### Task prompt
Type out each entry exactly as it appears, but keep every image out.

Items from a dataset:
---*---

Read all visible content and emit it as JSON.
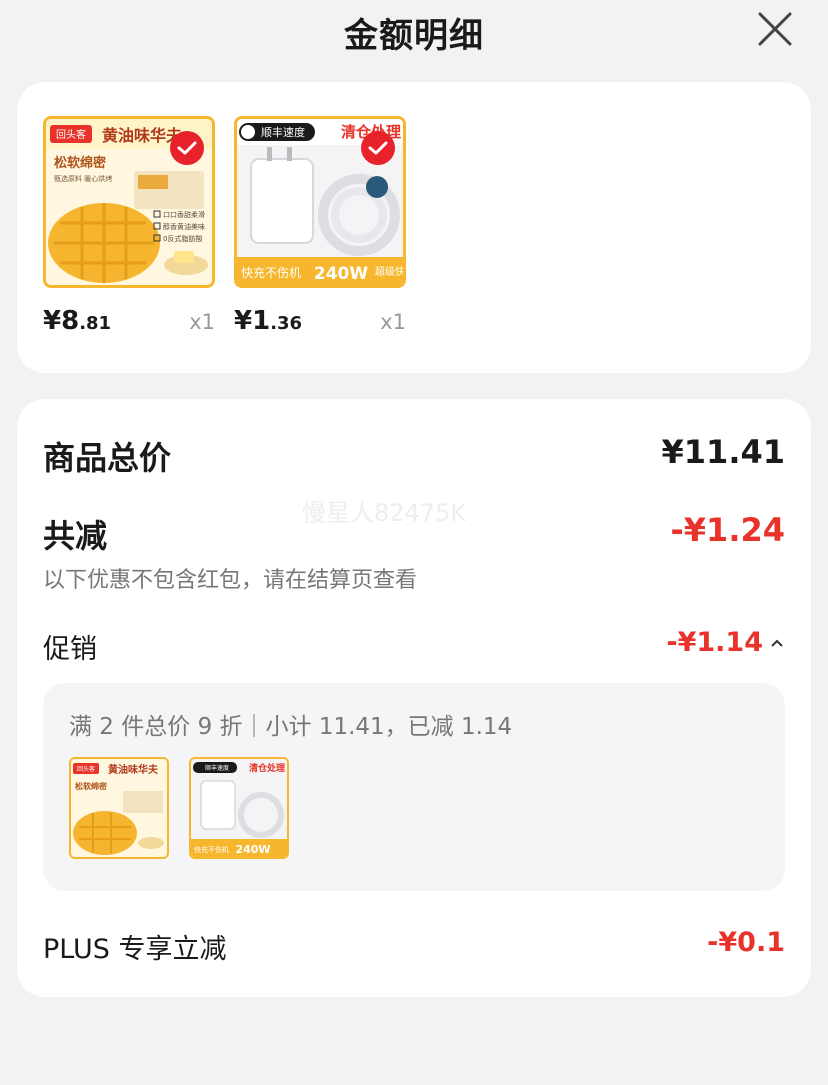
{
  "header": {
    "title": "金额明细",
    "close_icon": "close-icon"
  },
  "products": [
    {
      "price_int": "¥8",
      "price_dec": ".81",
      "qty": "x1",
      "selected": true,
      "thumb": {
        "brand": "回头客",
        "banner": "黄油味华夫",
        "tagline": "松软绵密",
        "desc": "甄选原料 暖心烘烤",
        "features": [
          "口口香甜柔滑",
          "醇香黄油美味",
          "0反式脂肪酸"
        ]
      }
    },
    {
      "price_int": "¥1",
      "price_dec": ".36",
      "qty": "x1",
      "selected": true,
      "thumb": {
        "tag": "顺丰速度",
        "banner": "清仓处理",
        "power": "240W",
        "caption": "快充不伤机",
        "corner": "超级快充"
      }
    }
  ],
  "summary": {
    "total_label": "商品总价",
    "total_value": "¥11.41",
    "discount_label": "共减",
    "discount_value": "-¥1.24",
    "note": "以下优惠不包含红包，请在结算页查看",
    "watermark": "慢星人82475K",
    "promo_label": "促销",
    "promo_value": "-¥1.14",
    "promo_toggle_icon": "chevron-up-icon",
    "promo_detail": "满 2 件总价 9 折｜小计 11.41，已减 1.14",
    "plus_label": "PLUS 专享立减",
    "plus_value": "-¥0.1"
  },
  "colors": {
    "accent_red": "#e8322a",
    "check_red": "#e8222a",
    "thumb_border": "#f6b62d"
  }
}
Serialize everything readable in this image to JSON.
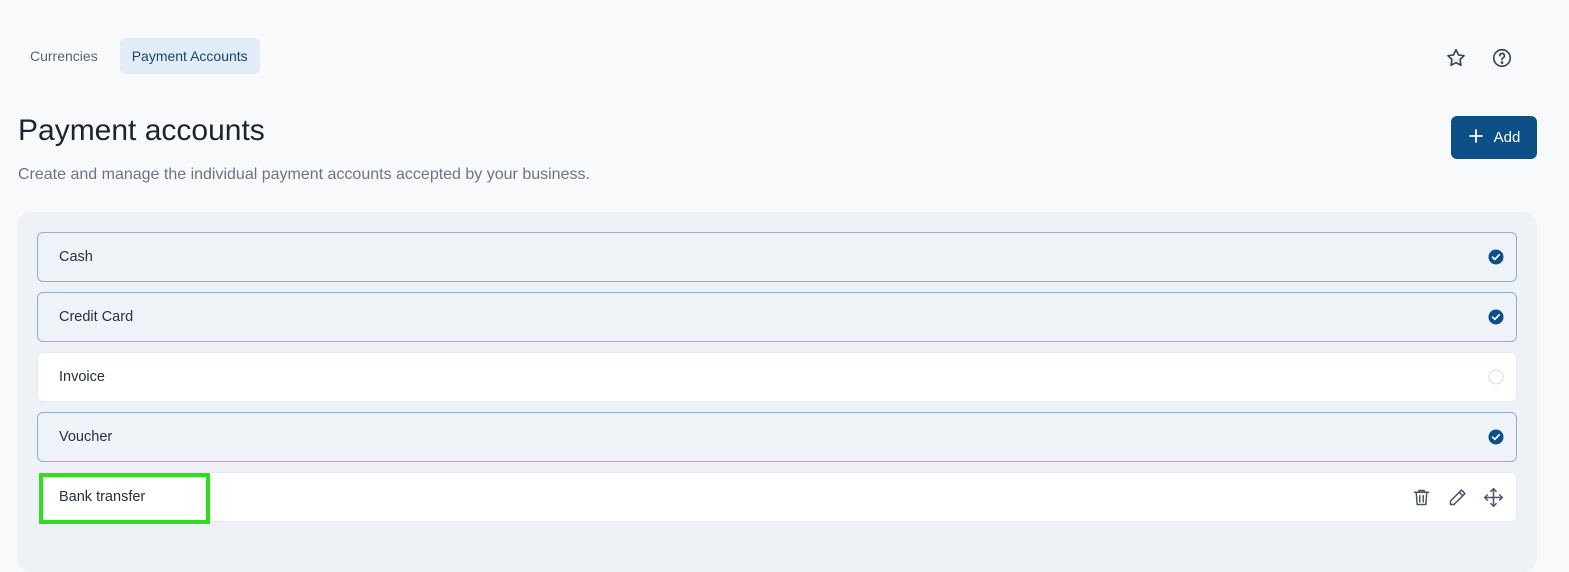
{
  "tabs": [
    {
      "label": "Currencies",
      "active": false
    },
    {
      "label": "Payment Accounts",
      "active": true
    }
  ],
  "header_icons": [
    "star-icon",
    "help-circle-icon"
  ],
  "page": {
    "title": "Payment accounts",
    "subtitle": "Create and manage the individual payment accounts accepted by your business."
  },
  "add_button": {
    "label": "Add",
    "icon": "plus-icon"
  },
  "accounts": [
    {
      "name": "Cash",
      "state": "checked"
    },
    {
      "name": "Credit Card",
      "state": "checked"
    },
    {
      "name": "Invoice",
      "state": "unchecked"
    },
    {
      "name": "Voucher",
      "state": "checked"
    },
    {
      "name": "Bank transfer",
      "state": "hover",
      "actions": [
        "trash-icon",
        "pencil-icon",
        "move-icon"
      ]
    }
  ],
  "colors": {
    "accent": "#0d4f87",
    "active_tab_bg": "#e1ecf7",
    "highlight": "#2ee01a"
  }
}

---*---

### Exercise output
Read all visible content and emit it as JSON.
{
  "header": {
    "title": "金额明细",
    "close_icon": "close-icon"
  },
  "products": [
    {
      "price_int": "¥8",
      "price_dec": ".81",
      "qty": "x1",
      "selected": true,
      "thumb": {
        "brand": "回头客",
        "banner": "黄油味华夫",
        "tagline": "松软绵密",
        "desc": "甄选原料 暖心烘烤",
        "features": [
          "口口香甜柔滑",
          "醇香黄油美味",
          "0反式脂肪酸"
        ]
      }
    },
    {
      "price_int": "¥1",
      "price_dec": ".36",
      "qty": "x1",
      "selected": true,
      "thumb": {
        "tag": "顺丰速度",
        "banner": "清仓处理",
        "power": "240W",
        "caption": "快充不伤机",
        "corner": "超级快充"
      }
    }
  ],
  "summary": {
    "total_label": "商品总价",
    "total_value": "¥11.41",
    "discount_label": "共减",
    "discount_value": "-¥1.24",
    "note": "以下优惠不包含红包，请在结算页查看",
    "watermark": "慢星人82475K",
    "promo_label": "促销",
    "promo_value": "-¥1.14",
    "promo_toggle_icon": "chevron-up-icon",
    "promo_detail": "满 2 件总价 9 折｜小计 11.41，已减 1.14",
    "plus_label": "PLUS 专享立减",
    "plus_value": "-¥0.1"
  },
  "colors": {
    "accent_red": "#e8322a",
    "check_red": "#e8222a",
    "thumb_border": "#f6b62d"
  }
}
Serialize everything readable in this image to JSON.
{
  "tabs": [
    {
      "label": "Currencies",
      "active": false
    },
    {
      "label": "Payment Accounts",
      "active": true
    }
  ],
  "header_icons": [
    "star-icon",
    "help-circle-icon"
  ],
  "page": {
    "title": "Payment accounts",
    "subtitle": "Create and manage the individual payment accounts accepted by your business."
  },
  "add_button": {
    "label": "Add",
    "icon": "plus-icon"
  },
  "accounts": [
    {
      "name": "Cash",
      "state": "checked"
    },
    {
      "name": "Credit Card",
      "state": "checked"
    },
    {
      "name": "Invoice",
      "state": "unchecked"
    },
    {
      "name": "Voucher",
      "state": "checked"
    },
    {
      "name": "Bank transfer",
      "state": "hover",
      "actions": [
        "trash-icon",
        "pencil-icon",
        "move-icon"
      ]
    }
  ],
  "colors": {
    "accent": "#0d4f87",
    "active_tab_bg": "#e1ecf7",
    "highlight": "#2ee01a"
  }
}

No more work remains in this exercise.